By Amanda Cleary Eastep
He wants me to wear a cape to the grocery store.
“I don’t have a cape, Sweetie.”
My four year old streaks out of the kitchen, the red cape I sewed flying out behind him.
My next door neighbor regularly ridicules me. How the hell can I let my son run around the yard in a cape and puffy moon boots? Har, har, har! I imagine my son’s heat ray vision melting the neighbor’s eyeballs in his fat head.
My son returns in a flash and holds out one of the bandanas I use as a headband.
I tie two of the corners in front of my neck so the rest of the hankie hangs a short way down my back. Maybe no one will notice.
As I push the cart around our small town grocery, people glance sideways at us, but my son marches proudly alongside me. Superheroes need their Cheerios and maxi-pads just as much as the next guy and his mom, thank you very much.
Donning the cape makes me feel empowered, free even, like maybe I could fly. But I order a pound of thinly sliced ham instead.
My son is not a little boy any more, and he doesn’t run around the yard in a cape (parenting success!). But I want him to always remember that moment, to believe in me that much again someday. I want him to forget the kryptonite years when I failed miserably as a Christian and as a mother, temporarily tailspinning then clawing my way out of the rubble left by battles with his father and with myself and even with my three children.
Sometimes your kids think you are invincible. Sometimes we think our children are geniuses. But the truth is that we are all humans. We sin and bleed.
We are Clark Kents and only pretend at flying.
We break. We heal slowly beneath our Spiderman bandages.
“You are Superwoman.”
A friend has said this several times over the years, and I just smile politely. Maybe it looks like that from the outside. Maybe that’s why heroes wear capes and armor and carry cool bat-weapons…to distract everyone from all the fear and pain and scars underneath. And you thought that middle-aged super mom in tights had saddlebags. It’s just where she stores all her failings.
Batman has his Bat-cave, Superman has his Fortress of Solitude, and the Power Puff Girls have Chemical X.
Moms have a locked bathroom door, and dads have golf. We have Put One Foot In Front of the Other powers. We are Veryhuman.
Some of us have God, too. Not the parting the Red Sea one, but the one who is a Son, the one who calls me Daughter. The God of whiners and weaklings and would-be and washed-up superheroes. I imagine his He-Man voice proclaiming, I HAVE THE POWER!

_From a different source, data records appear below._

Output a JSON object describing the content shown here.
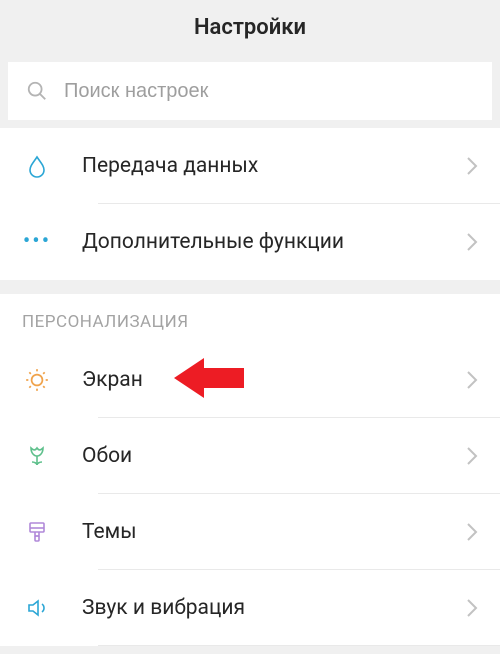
{
  "header": {
    "title": "Настройки"
  },
  "search": {
    "placeholder": "Поиск настроек"
  },
  "group_top": {
    "items": [
      {
        "label": "Передача данных",
        "icon": "drop"
      },
      {
        "label": "Дополнительные функции",
        "icon": "dots"
      }
    ]
  },
  "group_personalization": {
    "header": "ПЕРСОНАЛИЗАЦИЯ",
    "items": [
      {
        "label": "Экран",
        "icon": "sun"
      },
      {
        "label": "Обои",
        "icon": "tulip"
      },
      {
        "label": "Темы",
        "icon": "brush"
      },
      {
        "label": "Звук и вибрация",
        "icon": "speaker"
      }
    ]
  },
  "colors": {
    "accent_orange": "#f0a24a",
    "accent_green": "#5fc08c",
    "accent_purple": "#b088d9",
    "accent_blue": "#2ba6d5"
  }
}
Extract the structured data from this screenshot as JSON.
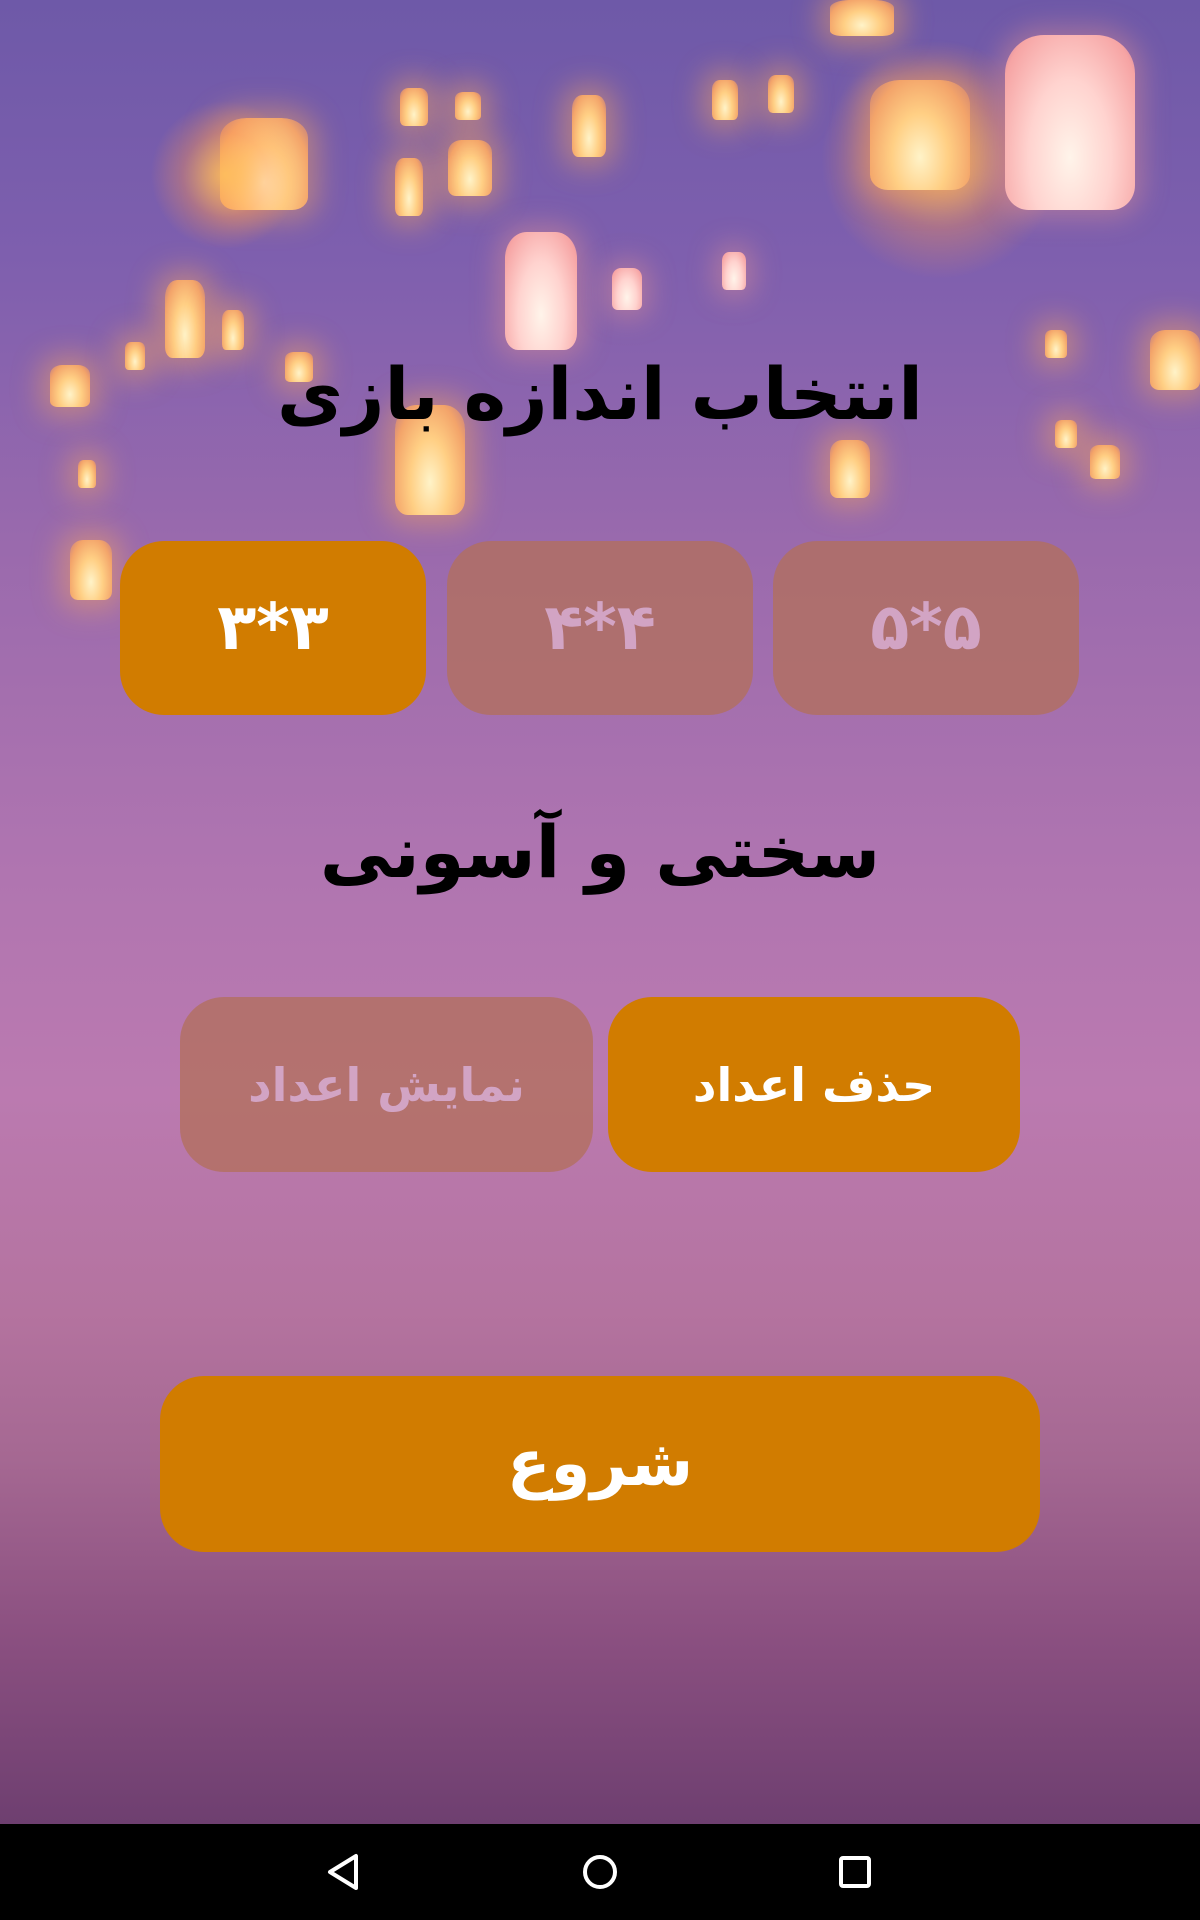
{
  "size_section": {
    "title": "انتخاب اندازه بازی",
    "options": [
      {
        "label": "۳*۳",
        "selected": true
      },
      {
        "label": "۴*۴",
        "selected": false
      },
      {
        "label": "۵*۵",
        "selected": false
      }
    ]
  },
  "difficulty_section": {
    "title": "سختی و آسونی",
    "options": [
      {
        "label": "حذف اعداد",
        "selected": true
      },
      {
        "label": "نمایش اعداد",
        "selected": false
      }
    ]
  },
  "start_button": {
    "label": "شروع"
  },
  "navigation_bar": {
    "back_icon": "back-triangle-icon",
    "home_icon": "home-circle-icon",
    "recents_icon": "recents-square-icon"
  },
  "colors": {
    "accent": "#d17c00",
    "inactive_button": "#b2705c",
    "inactive_text": "#d2a4c4",
    "background_top": "#6e59a8",
    "background_middle": "#bb7ab0",
    "navbar": "#000000"
  }
}
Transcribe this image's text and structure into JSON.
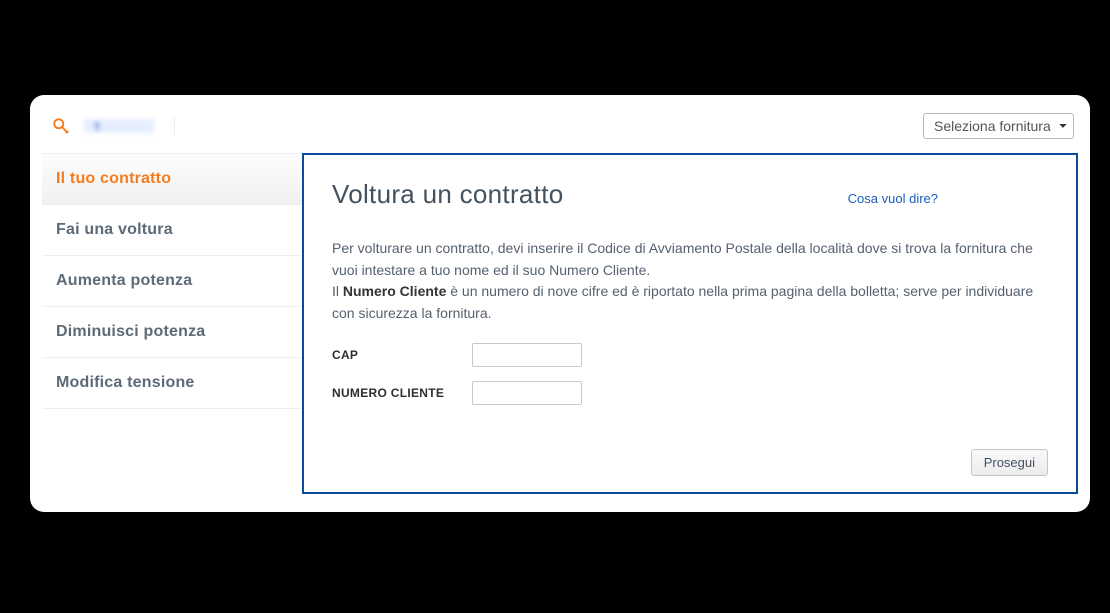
{
  "header": {
    "customer_ref": "5",
    "supply_selector_label": "Seleziona fornitura"
  },
  "sidebar": {
    "items": [
      {
        "label": "Il tuo contratto",
        "active": true
      },
      {
        "label": "Fai una voltura",
        "active": false
      },
      {
        "label": "Aumenta potenza",
        "active": false
      },
      {
        "label": "Diminuisci potenza",
        "active": false
      },
      {
        "label": "Modifica tensione",
        "active": false
      }
    ]
  },
  "panel": {
    "title": "Voltura un contratto",
    "help_link": "Cosa vuol dire?",
    "intro_part1": "Per volturare un contratto, devi inserire il Codice di Avviamento Postale della località dove si trova la fornitura che vuoi intestare a tuo nome ed il suo Numero Cliente.",
    "intro_part2a": "Il ",
    "intro_bold": "Numero Cliente",
    "intro_part2b": " è un numero di nove cifre ed è riportato nella prima pagina della bolletta; serve per individuare con sicurezza la fornitura.",
    "form": {
      "cap_label": "CAP",
      "cap_value": "",
      "numcli_label": "NUMERO CLIENTE",
      "numcli_value": ""
    },
    "submit_label": "Prosegui"
  }
}
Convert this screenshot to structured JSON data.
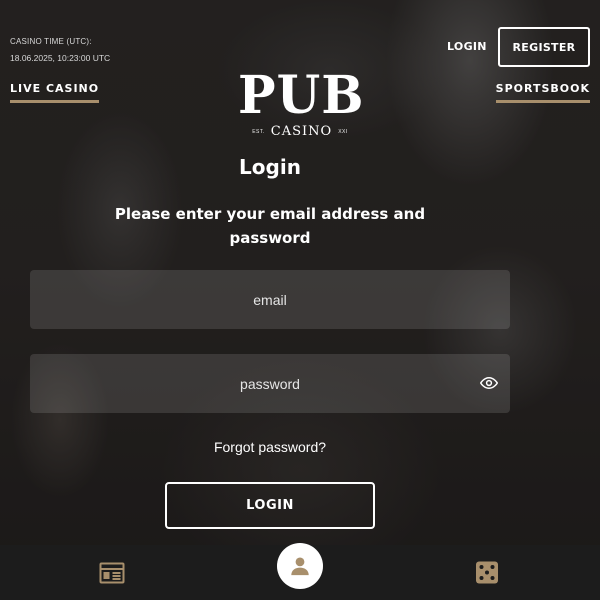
{
  "header": {
    "casino_time_label": "CASINO TIME (UTC):",
    "casino_time_value": "18.06.2025, 10:23:00 UTC",
    "live_casino": "LIVE CASINO",
    "sportsbook": "SPORTSBOOK",
    "login_link": "LOGIN",
    "register_button": "REGISTER"
  },
  "logo": {
    "name": "PUB",
    "sub": "CASINO",
    "est": "EST.",
    "year": "XXI"
  },
  "form": {
    "title": "Login",
    "instructions": "Please enter your email address and password",
    "email_placeholder": "email",
    "password_placeholder": "password",
    "forgot": "Forgot password?",
    "submit": "LOGIN"
  },
  "bottom_nav": {
    "items": [
      {
        "icon": "calendar-grid-icon"
      },
      {
        "icon": "user-icon",
        "active": true
      },
      {
        "icon": "dice-icon"
      }
    ]
  },
  "colors": {
    "accent": "#a88f6c",
    "bottom_bar": "#1c1c1c"
  }
}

Good thing, because I have a frayed cape, saddlebags and a pound of lunchmeat. And a love able to leap tall buildings.
Previous #wholemama posts: